Build your vocabulary with Merriam-Webster's Word of the Day! Each day a Merriam-Webster editor offers insight into a fascinating new word -- explaining its meaning, current use, and little-known details about its origin.
November 7th, 2015
Episode 373 of 758 episodes

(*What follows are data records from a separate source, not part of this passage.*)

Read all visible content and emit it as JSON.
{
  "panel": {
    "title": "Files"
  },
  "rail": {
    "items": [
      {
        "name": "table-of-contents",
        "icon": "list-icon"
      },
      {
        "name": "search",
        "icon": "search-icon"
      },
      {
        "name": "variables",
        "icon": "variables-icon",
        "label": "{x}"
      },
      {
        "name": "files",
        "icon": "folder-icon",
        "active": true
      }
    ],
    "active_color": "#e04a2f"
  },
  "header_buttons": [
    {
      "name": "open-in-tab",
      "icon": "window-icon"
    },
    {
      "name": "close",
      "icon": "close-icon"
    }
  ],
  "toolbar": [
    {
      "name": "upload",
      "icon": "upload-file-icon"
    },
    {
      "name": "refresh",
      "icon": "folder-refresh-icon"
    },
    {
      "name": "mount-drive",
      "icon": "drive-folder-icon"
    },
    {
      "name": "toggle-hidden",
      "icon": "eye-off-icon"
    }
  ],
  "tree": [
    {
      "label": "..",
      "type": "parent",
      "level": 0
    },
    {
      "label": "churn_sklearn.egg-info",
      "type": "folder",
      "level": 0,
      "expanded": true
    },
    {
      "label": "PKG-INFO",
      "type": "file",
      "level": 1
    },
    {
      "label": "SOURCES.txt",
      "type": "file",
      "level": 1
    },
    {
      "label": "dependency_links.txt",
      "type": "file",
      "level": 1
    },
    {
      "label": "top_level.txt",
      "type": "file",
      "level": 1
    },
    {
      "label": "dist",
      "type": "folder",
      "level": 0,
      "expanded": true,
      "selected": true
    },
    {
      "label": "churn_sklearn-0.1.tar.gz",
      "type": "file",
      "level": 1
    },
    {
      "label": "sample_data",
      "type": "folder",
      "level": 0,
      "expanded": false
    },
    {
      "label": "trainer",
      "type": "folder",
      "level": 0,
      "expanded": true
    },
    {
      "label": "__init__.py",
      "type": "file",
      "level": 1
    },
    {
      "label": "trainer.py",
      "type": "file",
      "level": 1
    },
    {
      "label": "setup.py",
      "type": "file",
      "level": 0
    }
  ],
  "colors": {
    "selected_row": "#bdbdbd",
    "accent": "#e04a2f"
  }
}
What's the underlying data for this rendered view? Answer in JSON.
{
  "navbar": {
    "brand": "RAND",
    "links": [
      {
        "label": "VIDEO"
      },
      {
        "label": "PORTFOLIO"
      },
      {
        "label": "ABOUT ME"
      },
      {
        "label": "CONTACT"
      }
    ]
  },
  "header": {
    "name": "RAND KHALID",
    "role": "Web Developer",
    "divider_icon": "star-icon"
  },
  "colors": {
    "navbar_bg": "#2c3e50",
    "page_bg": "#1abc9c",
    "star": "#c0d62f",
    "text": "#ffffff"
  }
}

Merriam-Webster's Word of the Day for November 07, 2015 is: absolve \ub-ZAHLV\ verb 1 : to set free from an obligation or the consequences of guilt 2 : to remit (a sin) by absolution Examples: "A week of staying home from work, absolved of all household duties, waited on hand and foot by your significant otherit's not a dream. It's what happens when you have surgery on your foot and can't walk on it." Liz Soares, CentralMaine.com, 4 Oct. 2015 "The amnesty program absolves delinquent taxpayers of interest and fines on back taxes owed to the state, as long as those taxes are paid in full." Josh Arnett, The McPherson (Kansas) Sentinel, 6 Oct. 2015 Did you know? The act of absolving can be seen as releasing someone from blame or sin, or "loosening" the hold that responsibility has on a person, which provides a hint about the word's origins. Absolve was adopted into Middle English in the 15th century from the Latin verb absolvere, formed by combining the prefix ab- ("from, away, off") with solvere, meaning "to loosen." (Absolve also once had additional senses of "to finish or accomplish" and "to resolve or explain," but these are now obsolete.) Solvere is also the ancestor of the English words solve, dissolve, resolve, solvent, and solution.